As British PM David Cameron resigned on Friday morning after he failed to convince the British people that it was better to remain a part of the EU, he reassured Brits living abroad “that there would be no immediate changes”.
But his words are hardly likely to soothe the estimated estimated two million Brits living in the EU, including around 12,000 in Denmark.
While no one will be asked to move home or even be made to apply for a visa or residency permit just yet, what is certain is that uncertainty will reign for the next two years, at least.
Cameron declined to trigger Article 50 of The Lisbon Treaty which would begin the painful two-year negotiation process for leaving the EU, preferring to leave it until his successor, which could well be Boris Johnson.
That negotiation process, whenever it begins, will be key to how life will or won't change for Brits living in Denmark or Danish people in the UK.
Stephanie Brickman and Simon Cooper
“A slap in the face”
The Local spoke to a handful of British expats in Denmark on Friday and they shared a sense of shock in the aftermath of the Brexit results.
“Waking up and seeing the result was surreal and I still don’t think it’s properly sunk in yet to be honest,” long-time Copenhagen resident Simon Cooper said.
“Being a Brit living in Denmark, my knee-jerk fear is for my status and rights living and working in an EU country, but we’ll wait to see how the intricacies and negotiations pan out,” he added.
For Scottish citizen Stephanie Brickman, the results were “like a slap in the face”.
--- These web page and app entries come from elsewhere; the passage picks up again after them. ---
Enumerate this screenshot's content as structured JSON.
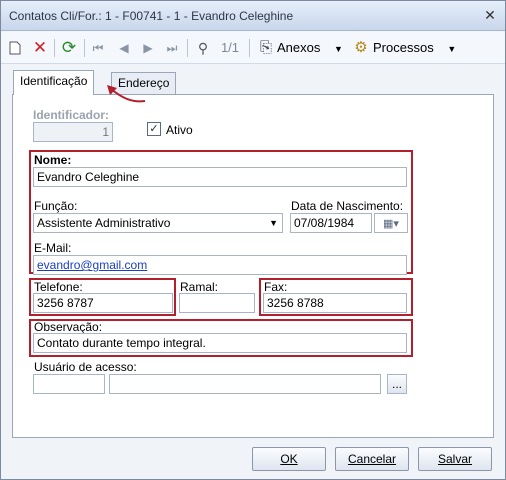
{
  "window": {
    "title": "Contatos Cli/For.: 1 - F00741 - 1 - Evandro Celeghine",
    "close_glyph": "✕"
  },
  "toolbar": {
    "new_icon": "new-document-icon",
    "delete_icon": "delete-icon",
    "refresh_icon": "refresh-icon",
    "record_position": "1/1",
    "anexos_label": "Anexos",
    "processos_label": "Processos"
  },
  "tabs": [
    {
      "label": "Identificação",
      "active": true
    },
    {
      "label": "Endereço",
      "active": false
    }
  ],
  "form": {
    "identificador": {
      "label": "Identificador:",
      "value": "1"
    },
    "ativo": {
      "label": "Ativo",
      "checked": true,
      "mark": "✓"
    },
    "nome": {
      "label": "Nome:",
      "value": "Evandro Celeghine"
    },
    "funcao": {
      "label": "Função:",
      "value": "Assistente Administrativo"
    },
    "data_nascimento": {
      "label": "Data de Nascimento:",
      "value": "07/08/1984"
    },
    "email": {
      "label": "E-Mail:",
      "value": "evandro@gmail.com"
    },
    "telefone": {
      "label": "Telefone:",
      "value": "3256 8787"
    },
    "ramal": {
      "label": "Ramal:",
      "value": ""
    },
    "fax": {
      "label": "Fax:",
      "value": "3256 8788"
    },
    "observacao": {
      "label": "Observação:",
      "value": "Contato durante tempo integral."
    },
    "usuario_acesso": {
      "label": "Usuário de acesso:",
      "code": "",
      "name": "",
      "browse_label": "..."
    }
  },
  "buttons": {
    "ok": "OK",
    "cancel": "Cancelar",
    "save": "Salvar"
  },
  "colors": {
    "highlight": "#b3202c",
    "link": "#1a3fbf",
    "title_bg": "#c9d7ec"
  }
}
“EU membership was a major consideration in the  Scottish referendum – stay or you will be out of the EU – was the message and now this. I am in a state of complete disbelief that this could even happen,” Brickman, a communications consultant from Edinburgh, told The Local.
“Leave voters will be disappointed”
British journalist Peter Stanners said he was left “devastated” by the results.
“There is no plan for how to leave so the uncertainty will have far reaching consequences. What's worse is the vote fuels nationalist voices across Europe. The entire European project is now threatened,” he said.
Stanners, who has lived most of his life in Denmark and is the editor-in-chief of The Murmur, said those celebrating Brexit should be careful what they wish for.
“The Leave campaign used misinformation and made promises they can't keep to paint a future that Britain can't have – economic prosperity outside the EU with controls on European migrants. Leave voters will be bitterly disappointed to discover that remaining a member of the single market will mean paying into the EU, applying laws they had no role shaping, and with limited ability to control migration,” he said.
Peter Stanners and Michael Booth
Things will get complicated…
Many expats now fear that the referendum results will have a direct and negative impact on the lives they’ve built up in Denmark.
“It seems naïve to think that this won’t affect my family’s ability to stay in Denmark longer term. I saw our move to from Edinburgh to Copenhagen as being no different to moving to London, but things will not be that simple in the future,” said Brickman, who has been in Denmark for five years.
Cooper, who works as a scientific communications assistant and has lived in Denmark for seven years, said that people like him were overlooked in the run-up to the referendum.
“In my opinion the Remain campaign didn’t do enough to highlight the two-way street of freedom of movement, that in a united Europe there are also Brits abroad who benefit from the same privileges as those upping sticks and settling there. It’s as if in the collective British consciousness we’re all simply living it up as sun-kissed retirees rather than being subject to the same stresses and strains, struggles, and realities of everyday life,” he said.
“A catastropher for everyone”
If it were up to British author Michael Booth, the referendum never would have been held at all.
“We should never have left a decision as important as this to the English provinces who are stubbornly in thrall to a print media largely owned by tax exiles and porn pedlars. It is a catastrophe for everyone, not just the UK, but Europe, and that of course includes Denmark,” he told The Local.
Booth, who wrote the best-selling book ‘The Almost Nearly Perfect People’, he wouldn’t be surprised if Denmark tried to hold a referendum next. Indeed, it was only a matter of hours after the UK referendum results were known that the first calls came in for Denmark to follow suit.
But he said he wasn’t overly concerned about the immediate impact on his life in Denmark.
“In personal terms, I tend not to worry about things over which I have little or no control. I'm going to join the local handball team and complete my integration into Danish society,” he joked.